● **SOURCE INFORMATION**:
_____
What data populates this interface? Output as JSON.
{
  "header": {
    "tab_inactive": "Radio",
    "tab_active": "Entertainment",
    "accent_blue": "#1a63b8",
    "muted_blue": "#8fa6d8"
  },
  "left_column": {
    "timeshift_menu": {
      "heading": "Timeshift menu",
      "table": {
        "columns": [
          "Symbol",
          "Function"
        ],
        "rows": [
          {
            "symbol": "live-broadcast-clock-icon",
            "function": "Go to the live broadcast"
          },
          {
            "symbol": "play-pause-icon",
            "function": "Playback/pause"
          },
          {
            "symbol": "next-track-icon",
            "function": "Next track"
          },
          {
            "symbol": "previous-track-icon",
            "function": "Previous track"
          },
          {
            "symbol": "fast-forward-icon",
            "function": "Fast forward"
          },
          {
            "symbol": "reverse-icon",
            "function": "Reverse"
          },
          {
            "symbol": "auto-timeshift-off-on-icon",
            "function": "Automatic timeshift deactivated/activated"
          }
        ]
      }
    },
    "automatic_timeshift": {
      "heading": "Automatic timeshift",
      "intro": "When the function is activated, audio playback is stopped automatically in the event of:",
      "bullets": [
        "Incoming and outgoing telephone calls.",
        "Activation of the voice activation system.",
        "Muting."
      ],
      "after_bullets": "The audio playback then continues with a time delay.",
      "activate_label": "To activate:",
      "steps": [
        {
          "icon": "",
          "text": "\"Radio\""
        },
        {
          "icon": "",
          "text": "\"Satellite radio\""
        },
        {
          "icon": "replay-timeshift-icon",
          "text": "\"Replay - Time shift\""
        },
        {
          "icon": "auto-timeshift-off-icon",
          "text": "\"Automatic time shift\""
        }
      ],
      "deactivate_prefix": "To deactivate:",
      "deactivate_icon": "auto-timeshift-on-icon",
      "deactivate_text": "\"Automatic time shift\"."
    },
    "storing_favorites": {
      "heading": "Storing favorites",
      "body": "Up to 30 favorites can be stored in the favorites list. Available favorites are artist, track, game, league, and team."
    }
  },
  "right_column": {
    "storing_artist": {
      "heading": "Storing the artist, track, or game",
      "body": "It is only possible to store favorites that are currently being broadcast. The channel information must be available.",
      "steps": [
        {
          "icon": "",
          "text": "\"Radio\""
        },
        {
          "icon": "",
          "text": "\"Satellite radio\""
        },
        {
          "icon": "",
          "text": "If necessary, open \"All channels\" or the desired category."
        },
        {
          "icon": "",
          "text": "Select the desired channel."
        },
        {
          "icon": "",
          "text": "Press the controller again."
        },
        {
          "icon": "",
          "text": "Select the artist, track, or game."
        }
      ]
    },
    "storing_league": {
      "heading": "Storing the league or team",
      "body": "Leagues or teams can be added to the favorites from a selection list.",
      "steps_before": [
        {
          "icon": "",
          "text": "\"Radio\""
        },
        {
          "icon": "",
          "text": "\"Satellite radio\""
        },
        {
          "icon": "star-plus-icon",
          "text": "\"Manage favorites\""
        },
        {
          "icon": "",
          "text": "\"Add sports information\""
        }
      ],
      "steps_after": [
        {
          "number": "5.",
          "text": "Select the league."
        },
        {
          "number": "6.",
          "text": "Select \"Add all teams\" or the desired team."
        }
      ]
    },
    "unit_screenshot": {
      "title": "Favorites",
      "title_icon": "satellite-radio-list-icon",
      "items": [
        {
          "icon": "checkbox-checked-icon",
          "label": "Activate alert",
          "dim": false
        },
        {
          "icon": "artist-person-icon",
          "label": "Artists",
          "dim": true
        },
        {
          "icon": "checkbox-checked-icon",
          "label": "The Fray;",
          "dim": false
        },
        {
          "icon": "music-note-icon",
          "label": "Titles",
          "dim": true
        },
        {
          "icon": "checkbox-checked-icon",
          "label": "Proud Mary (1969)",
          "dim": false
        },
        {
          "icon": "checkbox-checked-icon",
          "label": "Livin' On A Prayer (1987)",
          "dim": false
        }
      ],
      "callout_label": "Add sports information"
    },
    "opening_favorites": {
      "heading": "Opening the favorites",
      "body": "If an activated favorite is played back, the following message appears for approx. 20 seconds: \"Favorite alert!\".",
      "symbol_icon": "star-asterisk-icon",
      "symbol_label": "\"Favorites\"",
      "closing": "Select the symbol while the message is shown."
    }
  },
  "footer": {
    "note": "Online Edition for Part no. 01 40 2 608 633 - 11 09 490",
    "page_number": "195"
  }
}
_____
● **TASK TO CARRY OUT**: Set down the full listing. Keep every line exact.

● **TASK RESPONSE**:
What data populates this interface? Output as JSON.
{
  "header": {
    "tab_inactive": "Radio",
    "tab_active": "Entertainment",
    "accent_blue": "#1a63b8",
    "muted_blue": "#8fa6d8"
  },
  "left_column": {
    "timeshift_menu": {
      "heading": "Timeshift menu",
      "table": {
        "columns": [
          "Symbol",
          "Function"
        ],
        "rows": [
          {
            "symbol": "live-broadcast-clock-icon",
            "function": "Go to the live broadcast"
          },
          {
            "symbol": "play-pause-icon",
            "function": "Playback/pause"
          },
          {
            "symbol": "next-track-icon",
            "function": "Next track"
          },
          {
            "symbol": "previous-track-icon",
            "function": "Previous track"
          },
          {
            "symbol": "fast-forward-icon",
            "function": "Fast forward"
          },
          {
            "symbol": "reverse-icon",
            "function": "Reverse"
          },
          {
            "symbol": "auto-timeshift-off-on-icon",
            "function": "Automatic timeshift deactivated/activated"
          }
        ]
      }
    },
    "automatic_timeshift": {
      "heading": "Automatic timeshift",
      "intro": "When the function is activated, audio playback is stopped automatically in the event of:",
      "bullets": [
        "Incoming and outgoing telephone calls.",
        "Activation of the voice activation system.",
        "Muting."
      ],
      "after_bullets": "The audio playback then continues with a time delay.",
      "activate_label": "To activate:",
      "steps": [
        {
          "icon": "",
          "text": "\"Radio\""
        },
        {
          "icon": "",
          "text": "\"Satellite radio\""
        },
        {
          "icon": "replay-timeshift-icon",
          "text": "\"Replay - Time shift\""
        },
        {
          "icon": "auto-timeshift-off-icon",
          "text": "\"Automatic time shift\""
        }
      ],
      "deactivate_prefix": "To deactivate:",
      "deactivate_icon": "auto-timeshift-on-icon",
      "deactivate_text": "\"Automatic time shift\"."
    },
    "storing_favorites": {
      "heading": "Storing favorites",
      "body": "Up to 30 favorites can be stored in the favorites list. Available favorites are artist, track, game, league, and team."
    }
  },
  "right_column": {
    "storing_artist": {
      "heading": "Storing the artist, track, or game",
      "body": "It is only possible to store favorites that are currently being broadcast. The channel information must be available.",
      "steps": [
        {
          "icon": "",
          "text": "\"Radio\""
        },
        {
          "icon": "",
          "text": "\"Satellite radio\""
        },
        {
          "icon": "",
          "text": "If necessary, open \"All channels\" or the desired category."
        },
        {
          "icon": "",
          "text": "Select the desired channel."
        },
        {
          "icon": "",
          "text": "Press the controller again."
        },
        {
          "icon": "",
          "text": "Select the artist, track, or game."
        }
      ]
    },
    "storing_league": {
      "heading": "Storing the league or team",
      "body": "Leagues or teams can be added to the favorites from a selection list.",
      "steps_before": [
        {
          "icon": "",
          "text": "\"Radio\""
        },
        {
          "icon": "",
          "text": "\"Satellite radio\""
        },
        {
          "icon": "star-plus-icon",
          "text": "\"Manage favorites\""
        },
        {
          "icon": "",
          "text": "\"Add sports information\""
        }
      ],
      "steps_after": [
        {
          "number": "5.",
          "text": "Select the league."
        },
        {
          "number": "6.",
          "text": "Select \"Add all teams\" or the desired team."
        }
      ]
    },
    "unit_screenshot": {
      "title": "Favorites",
      "title_icon": "satellite-radio-list-icon",
      "items": [
        {
          "icon": "checkbox-checked-icon",
          "label": "Activate alert",
          "dim": false
        },
        {
          "icon": "artist-person-icon",
          "label": "Artists",
          "dim": true
        },
        {
          "icon": "checkbox-checked-icon",
          "label": "The Fray;",
          "dim": false
        },
        {
          "icon": "music-note-icon",
          "label": "Titles",
          "dim": true
        },
        {
          "icon": "checkbox-checked-icon",
          "label": "Proud Mary (1969)",
          "dim": false
        },
        {
          "icon": "checkbox-checked-icon",
          "label": "Livin' On A Prayer (1987)",
          "dim": false
        }
      ],
      "callout_label": "Add sports information"
    },
    "opening_favorites": {
      "heading": "Opening the favorites",
      "body": "If an activated favorite is played back, the following message appears for approx. 20 seconds: \"Favorite alert!\".",
      "symbol_icon": "star-asterisk-icon",
      "symbol_label": "\"Favorites\"",
      "closing": "Select the symbol while the message is shown."
    }
  },
  "footer": {
    "note": "Online Edition for Part no. 01 40 2 608 633 - 11 09 490",
    "page_number": "195"
  }
}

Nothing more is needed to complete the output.